But Cleverley’s injury has also raised old questions about the composition of Ferguson’s midfield, or at least the Scot’s options. After all, Anderson’s inconsistency, Darren Fletcher’s very lengthy illness and Michael Carrick’s passivity this season are hardly new. Cleverley’s injury has taught supporters, and presumably Ferguson too, that the youngster will be central to United’s success or failure this season.
Moreover, the player’s humility and patience over the past four years, while on loan with three different clubs, says much for his chances of making early season success more permanent.
“It’s been a fantastic start to the season for me, breaking into the first team and getting an England call-up,” said the midfielder, who is yet to gain his first cap.
“Having grown up at the club, I’d love to be able to make a contribution to United winning more trophies. We have a squad with great ability and I can’t wait to get started again.”
Pithy statements aside, Cleverley’s impact since joining the fray as a second-half substitute against Manchester City during the Community Shield was pivotal in United’s fine start to the season, which included five Premier League victories in a row. Cleverley started the first four.
In the longer-term Ferguson’s faith in rewarding Cleverley with a huge pay rise, and a contract to 2015, should end any lingering speculation that the club will pursue a multi-million deal for a more experienced creative central midfielder either in January or next summer. That being said Cleverley’s deal evidently does little to reduce United’s reliance on the player for central midfield creativity in the coming season.
But if the player’s progress continues on the current hockey-stick curve then by next summer Cleverley will not only be well established in the United set-up but with England too, replacing one or both of the waning Frank Lampard or Steven Gerrard in Fabio Capello’s side.

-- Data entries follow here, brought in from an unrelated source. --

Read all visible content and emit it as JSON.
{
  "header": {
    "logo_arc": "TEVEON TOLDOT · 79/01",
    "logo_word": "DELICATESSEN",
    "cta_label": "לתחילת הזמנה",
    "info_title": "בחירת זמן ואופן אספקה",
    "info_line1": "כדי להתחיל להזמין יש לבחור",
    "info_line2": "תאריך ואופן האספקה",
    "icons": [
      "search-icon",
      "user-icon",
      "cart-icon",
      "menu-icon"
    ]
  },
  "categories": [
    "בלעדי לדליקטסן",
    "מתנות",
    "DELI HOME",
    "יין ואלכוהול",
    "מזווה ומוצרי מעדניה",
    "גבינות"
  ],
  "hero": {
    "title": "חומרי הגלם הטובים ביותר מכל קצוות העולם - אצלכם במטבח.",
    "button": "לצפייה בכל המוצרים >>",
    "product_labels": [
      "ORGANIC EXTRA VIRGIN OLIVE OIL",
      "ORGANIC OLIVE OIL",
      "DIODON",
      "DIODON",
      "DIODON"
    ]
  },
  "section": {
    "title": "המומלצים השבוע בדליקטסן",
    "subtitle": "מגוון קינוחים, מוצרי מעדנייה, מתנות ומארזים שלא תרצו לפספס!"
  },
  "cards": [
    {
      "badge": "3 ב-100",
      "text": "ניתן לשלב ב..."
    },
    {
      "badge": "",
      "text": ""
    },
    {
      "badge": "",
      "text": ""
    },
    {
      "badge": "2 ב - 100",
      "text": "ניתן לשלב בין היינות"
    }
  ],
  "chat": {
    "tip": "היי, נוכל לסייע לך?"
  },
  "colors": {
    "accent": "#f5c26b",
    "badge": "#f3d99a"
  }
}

Yet, there is more work to be done. Glimpse the player’s career – and season – statistics and a tale of reliable passing is told – a Xavi-esque 85 per cent pass completion this campaign – yet without the goal output of the aforementioned England midfielders. Or, indeed, Paul Scholes. After all, Cleverley’s record of one-in-three at Watford was not matched last season with Wigan Athletic in the Premier League. Nor is the player’s assists record particularly impressive.
Moreover, injury against Bolton is the latest in an increasingly long line of medium-serious injuries sustained by the midfielder in a fledgling career. There is nothing like the stop-start nature of injury absences to hold a young player back.
For the moment Ferguson will simply be happy to once again have Cleverley in contention for United’s fixture at Anfield. History may suggest that the Scot is likely to pick three from Carrick, Anderson, Fletcher and Ryan Giggs in central midfield against the Scousers. But in keeping with the player’s rise this season, Cleverley’s sharpness in training over the next five days could yet swing the decision in his favour.
Born: 12 August 1989, Basingstoke
2008-2009: 15 games, 2 goals (Leicester City)
2009-10: 33 games, 11 goals (Watford), England under-20 and under-21 début
2010-11: 25 games, 4 goals (Wigan Athletic)
2011-12: United début versus City and called into full England squad